Blog & News
Insights into our latest mission to the Arctic.
3.6 million sq km was the minimum sea ice extent in 2012.
6.7 million sql km – the average extend of sea ice for September 1979-2000.
2012 was the lowest sea ice extend in satellite record.
The Arctic Spring Bloom
April 20, 2011
Posted by: Dr Victoria Hill (Ice Base Scientist)
It’s exciting to be here at the change from winter to spring. For the past few days, the temperature at the Ice Base has been much warmer at -25C. It’s made living on the sea ice much more pleasant, and the plankton world is feeling the coming of spring too.
Within the ocean there are a number of different substances that absorb the sunlight, we can break these down into particles (algae, sediment, detritus) and dissolved materials. I am looking at a substance called Coloured Dissolved Organic Material (CDOM). When you make a cup of tea – you put dead organic material (tea leaves) in hot water. The hot water breaks down the cell walls and releases the CDOM into the water. This material is a strong absorber of sunlight in both the ultraviolet and blue region of the light spectrum.
The same happens in the oceans. Plant material in the ocean is broken down by cell death, microbial action and grazing by zooplankton, producing CDOM. This CDOM can come from marine plants, such as algae, or can come from the surrounding land, where rivers carry out the CDOM from the plants on the tundra or forests. In terms of solar absorption in the ocean, during the first stage of ice break up there is little to no phytoplankton in the water and so CDOM is the biggest factor in light absorption at the start.
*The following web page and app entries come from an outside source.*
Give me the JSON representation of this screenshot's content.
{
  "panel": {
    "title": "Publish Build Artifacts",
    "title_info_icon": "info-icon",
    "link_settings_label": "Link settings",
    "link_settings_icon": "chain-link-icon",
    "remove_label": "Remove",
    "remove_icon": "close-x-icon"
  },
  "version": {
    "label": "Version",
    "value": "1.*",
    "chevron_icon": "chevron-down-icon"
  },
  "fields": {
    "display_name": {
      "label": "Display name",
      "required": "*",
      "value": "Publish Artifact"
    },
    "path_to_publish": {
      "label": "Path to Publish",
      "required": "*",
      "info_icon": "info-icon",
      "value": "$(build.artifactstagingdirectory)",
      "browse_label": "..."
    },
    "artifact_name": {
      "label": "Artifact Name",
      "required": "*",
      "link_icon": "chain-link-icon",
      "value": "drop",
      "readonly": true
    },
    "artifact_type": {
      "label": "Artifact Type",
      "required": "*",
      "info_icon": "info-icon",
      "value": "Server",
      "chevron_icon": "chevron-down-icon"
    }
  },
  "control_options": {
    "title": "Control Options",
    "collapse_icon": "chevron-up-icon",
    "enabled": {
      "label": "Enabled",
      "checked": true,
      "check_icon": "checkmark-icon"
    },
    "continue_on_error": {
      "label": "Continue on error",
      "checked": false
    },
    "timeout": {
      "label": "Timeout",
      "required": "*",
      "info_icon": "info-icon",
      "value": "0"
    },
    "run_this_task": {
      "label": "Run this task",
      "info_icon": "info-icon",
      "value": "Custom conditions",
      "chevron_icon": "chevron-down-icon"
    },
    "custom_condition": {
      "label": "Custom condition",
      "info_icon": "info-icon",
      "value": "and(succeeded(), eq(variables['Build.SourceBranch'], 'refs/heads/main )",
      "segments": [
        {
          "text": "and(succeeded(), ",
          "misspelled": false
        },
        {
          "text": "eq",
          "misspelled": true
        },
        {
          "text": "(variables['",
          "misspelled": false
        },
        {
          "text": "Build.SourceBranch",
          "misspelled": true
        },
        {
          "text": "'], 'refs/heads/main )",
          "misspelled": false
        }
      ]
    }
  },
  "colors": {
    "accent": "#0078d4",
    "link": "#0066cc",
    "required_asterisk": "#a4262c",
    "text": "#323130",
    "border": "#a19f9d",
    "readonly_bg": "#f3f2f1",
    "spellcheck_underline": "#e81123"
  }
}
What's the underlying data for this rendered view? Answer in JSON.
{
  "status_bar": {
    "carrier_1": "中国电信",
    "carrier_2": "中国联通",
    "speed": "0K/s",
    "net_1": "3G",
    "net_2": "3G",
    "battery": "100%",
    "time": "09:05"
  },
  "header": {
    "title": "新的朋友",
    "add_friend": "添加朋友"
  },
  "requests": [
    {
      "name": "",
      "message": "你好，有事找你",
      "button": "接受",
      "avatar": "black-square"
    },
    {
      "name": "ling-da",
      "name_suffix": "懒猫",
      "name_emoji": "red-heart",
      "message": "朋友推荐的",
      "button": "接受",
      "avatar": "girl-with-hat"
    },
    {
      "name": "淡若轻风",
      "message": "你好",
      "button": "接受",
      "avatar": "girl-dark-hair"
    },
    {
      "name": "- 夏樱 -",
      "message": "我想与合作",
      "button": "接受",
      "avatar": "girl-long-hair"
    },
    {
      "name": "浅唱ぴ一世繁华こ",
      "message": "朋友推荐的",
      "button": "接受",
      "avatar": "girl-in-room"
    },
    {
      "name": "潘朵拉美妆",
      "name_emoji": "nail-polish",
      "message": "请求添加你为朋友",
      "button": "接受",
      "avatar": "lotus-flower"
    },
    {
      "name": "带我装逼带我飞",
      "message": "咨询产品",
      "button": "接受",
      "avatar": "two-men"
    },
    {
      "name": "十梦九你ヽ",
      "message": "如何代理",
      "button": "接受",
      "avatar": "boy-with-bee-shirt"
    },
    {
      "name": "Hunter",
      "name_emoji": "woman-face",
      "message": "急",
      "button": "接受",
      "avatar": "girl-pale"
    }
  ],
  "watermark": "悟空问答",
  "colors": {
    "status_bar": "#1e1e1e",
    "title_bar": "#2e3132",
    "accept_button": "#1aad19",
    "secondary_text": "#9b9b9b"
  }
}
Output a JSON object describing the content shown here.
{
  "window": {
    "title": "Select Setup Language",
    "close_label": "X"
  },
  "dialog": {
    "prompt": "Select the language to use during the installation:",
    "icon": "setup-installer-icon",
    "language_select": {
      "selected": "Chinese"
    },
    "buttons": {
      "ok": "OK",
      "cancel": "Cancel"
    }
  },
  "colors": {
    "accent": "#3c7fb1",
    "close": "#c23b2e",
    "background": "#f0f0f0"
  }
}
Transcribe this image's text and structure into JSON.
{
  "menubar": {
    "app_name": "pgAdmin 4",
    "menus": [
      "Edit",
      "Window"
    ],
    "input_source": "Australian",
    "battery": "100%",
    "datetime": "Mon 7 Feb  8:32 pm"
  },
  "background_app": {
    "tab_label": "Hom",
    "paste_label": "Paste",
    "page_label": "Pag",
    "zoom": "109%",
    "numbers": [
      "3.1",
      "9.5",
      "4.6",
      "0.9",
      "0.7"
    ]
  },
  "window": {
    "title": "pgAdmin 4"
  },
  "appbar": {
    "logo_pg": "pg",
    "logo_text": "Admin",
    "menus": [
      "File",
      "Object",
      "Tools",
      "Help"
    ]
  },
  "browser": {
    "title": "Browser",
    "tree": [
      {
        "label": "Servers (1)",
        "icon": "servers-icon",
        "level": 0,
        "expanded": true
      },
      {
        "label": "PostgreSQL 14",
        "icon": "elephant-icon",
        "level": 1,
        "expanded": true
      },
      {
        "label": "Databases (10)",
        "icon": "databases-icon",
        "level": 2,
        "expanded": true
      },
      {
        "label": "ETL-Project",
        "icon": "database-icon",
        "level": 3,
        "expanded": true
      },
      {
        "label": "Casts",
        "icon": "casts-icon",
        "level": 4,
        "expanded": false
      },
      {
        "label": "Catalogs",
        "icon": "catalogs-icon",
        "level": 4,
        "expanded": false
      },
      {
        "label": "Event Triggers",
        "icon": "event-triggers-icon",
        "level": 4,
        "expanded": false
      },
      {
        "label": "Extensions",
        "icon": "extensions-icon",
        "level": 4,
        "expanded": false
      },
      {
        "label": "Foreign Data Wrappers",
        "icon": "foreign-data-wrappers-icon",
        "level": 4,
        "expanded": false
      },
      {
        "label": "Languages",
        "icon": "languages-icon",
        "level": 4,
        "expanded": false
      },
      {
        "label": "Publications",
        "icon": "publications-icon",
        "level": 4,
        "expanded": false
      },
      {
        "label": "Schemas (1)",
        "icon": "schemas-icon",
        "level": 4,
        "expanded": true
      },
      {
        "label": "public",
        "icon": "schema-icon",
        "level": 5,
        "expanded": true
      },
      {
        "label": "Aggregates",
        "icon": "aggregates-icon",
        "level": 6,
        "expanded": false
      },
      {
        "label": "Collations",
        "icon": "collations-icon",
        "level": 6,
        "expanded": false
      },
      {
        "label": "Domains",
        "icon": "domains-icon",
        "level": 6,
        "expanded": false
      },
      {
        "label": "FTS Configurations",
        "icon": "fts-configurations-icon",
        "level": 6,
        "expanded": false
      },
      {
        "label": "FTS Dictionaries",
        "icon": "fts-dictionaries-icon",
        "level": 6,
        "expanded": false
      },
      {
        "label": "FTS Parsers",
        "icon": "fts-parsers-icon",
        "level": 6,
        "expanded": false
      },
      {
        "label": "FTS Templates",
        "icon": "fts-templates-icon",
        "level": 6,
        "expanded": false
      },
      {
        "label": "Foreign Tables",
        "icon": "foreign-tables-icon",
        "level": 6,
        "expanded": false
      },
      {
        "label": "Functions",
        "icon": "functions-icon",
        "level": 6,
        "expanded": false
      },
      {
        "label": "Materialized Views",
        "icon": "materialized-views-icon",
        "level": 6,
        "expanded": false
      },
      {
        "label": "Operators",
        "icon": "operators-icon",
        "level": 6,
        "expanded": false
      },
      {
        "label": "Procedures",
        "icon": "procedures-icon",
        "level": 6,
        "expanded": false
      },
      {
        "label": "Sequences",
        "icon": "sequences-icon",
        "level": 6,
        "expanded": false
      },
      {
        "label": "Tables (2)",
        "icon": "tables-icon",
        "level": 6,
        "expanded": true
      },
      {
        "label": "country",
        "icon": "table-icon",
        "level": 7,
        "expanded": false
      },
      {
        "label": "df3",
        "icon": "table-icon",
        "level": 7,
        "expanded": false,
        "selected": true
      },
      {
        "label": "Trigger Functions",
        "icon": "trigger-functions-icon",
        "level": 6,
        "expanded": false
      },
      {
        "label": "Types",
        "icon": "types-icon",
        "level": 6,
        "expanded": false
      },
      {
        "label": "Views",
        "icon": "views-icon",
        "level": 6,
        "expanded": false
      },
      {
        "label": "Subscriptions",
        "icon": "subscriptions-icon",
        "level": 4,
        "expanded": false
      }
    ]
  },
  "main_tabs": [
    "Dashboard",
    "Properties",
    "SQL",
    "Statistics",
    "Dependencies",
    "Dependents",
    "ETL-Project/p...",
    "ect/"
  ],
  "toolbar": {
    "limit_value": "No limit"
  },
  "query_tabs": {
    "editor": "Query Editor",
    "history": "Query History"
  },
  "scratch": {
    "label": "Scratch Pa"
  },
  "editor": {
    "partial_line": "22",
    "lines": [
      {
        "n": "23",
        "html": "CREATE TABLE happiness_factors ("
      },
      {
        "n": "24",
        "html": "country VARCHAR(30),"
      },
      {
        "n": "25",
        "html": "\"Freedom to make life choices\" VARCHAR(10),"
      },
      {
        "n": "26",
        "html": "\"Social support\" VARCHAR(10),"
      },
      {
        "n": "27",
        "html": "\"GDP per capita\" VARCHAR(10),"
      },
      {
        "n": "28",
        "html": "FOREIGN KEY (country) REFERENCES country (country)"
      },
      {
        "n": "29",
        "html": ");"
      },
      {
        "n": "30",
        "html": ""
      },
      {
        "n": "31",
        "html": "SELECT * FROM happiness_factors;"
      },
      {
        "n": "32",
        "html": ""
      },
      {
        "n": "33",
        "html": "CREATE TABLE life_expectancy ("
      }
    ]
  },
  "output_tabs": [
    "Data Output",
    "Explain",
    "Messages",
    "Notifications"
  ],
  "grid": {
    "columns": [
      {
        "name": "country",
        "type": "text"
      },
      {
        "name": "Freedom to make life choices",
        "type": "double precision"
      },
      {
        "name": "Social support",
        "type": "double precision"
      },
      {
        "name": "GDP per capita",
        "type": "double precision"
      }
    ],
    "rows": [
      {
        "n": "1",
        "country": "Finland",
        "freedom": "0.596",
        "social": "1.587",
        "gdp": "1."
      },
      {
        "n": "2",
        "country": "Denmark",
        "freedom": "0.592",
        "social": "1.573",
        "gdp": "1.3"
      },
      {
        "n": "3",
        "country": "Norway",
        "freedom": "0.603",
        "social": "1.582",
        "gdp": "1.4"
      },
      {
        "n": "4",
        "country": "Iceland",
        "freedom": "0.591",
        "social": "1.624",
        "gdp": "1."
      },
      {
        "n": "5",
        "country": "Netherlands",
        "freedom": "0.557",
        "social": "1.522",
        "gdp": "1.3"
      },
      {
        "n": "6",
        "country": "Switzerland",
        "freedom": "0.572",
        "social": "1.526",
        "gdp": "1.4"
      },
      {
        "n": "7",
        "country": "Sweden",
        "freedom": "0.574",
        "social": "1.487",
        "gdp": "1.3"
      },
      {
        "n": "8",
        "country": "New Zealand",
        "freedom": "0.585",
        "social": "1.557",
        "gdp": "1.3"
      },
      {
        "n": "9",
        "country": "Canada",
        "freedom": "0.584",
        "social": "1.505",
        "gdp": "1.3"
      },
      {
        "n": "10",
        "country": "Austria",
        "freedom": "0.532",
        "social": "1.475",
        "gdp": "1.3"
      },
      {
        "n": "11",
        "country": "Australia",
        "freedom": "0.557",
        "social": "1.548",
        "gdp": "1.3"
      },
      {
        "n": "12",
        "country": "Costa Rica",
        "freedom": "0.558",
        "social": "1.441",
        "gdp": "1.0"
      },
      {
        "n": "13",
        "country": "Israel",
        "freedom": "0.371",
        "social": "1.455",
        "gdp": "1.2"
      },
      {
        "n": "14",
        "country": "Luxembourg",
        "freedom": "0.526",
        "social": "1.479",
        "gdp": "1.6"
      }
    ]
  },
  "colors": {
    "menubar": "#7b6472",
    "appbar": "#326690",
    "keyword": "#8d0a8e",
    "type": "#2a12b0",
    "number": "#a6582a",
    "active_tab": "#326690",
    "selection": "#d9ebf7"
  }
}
I am looking at two types of sample to examine the solar absorption in the water column – samples from the ocean taken through our ice hole and samples from ice cores which are then melted. Already this year I have seen visible changes in the amount of algae in the sea ice. A few nights ago, I was crushing a filter from an ice core sample, and saw clearly a green colouring caused by photosynthetic pigments. This was from the bottom of the ice core, in the five centimetres nearest the ocean and its nutrients. Just yesterday, I found chlorophyll in the whole bottom 20 cms of the ice core, this indicates that the ice algae are really starting to increase production and my colleagues have found similar increases in zooplankton numbers which feed on the ice and water column algae.
I have the latest samples in my lab tent ready to process them to see how much CDOM there is. Judging by the amount of chlorophyll, I would imagine that there will be quite a lot. It has been exciting to go from zero CDOM in the ice when I arrived and see this steadily increasing as the algae start to grow and multiply.
The speed of change in the high Arctic is astounding. Just three weeks ago we had clear periods of night, of darkness. Now the days trickle into one another. I haven’t seen darkness since late March. The sun sets past midnight. Day does not follow night, instead day trips through twilight and then back again. Two days ago we had 2 hours 49 minutes, where the sun was below the horizon, even then it’s still light here no need for a head torch when getting into bed. Tonight that will only be 1 hour 4 minutes. It shows just how important it is to be up here during these swift and important changes. In temperate climes, in Washington or London, there is space for the gentle turning of seasons. Not so here.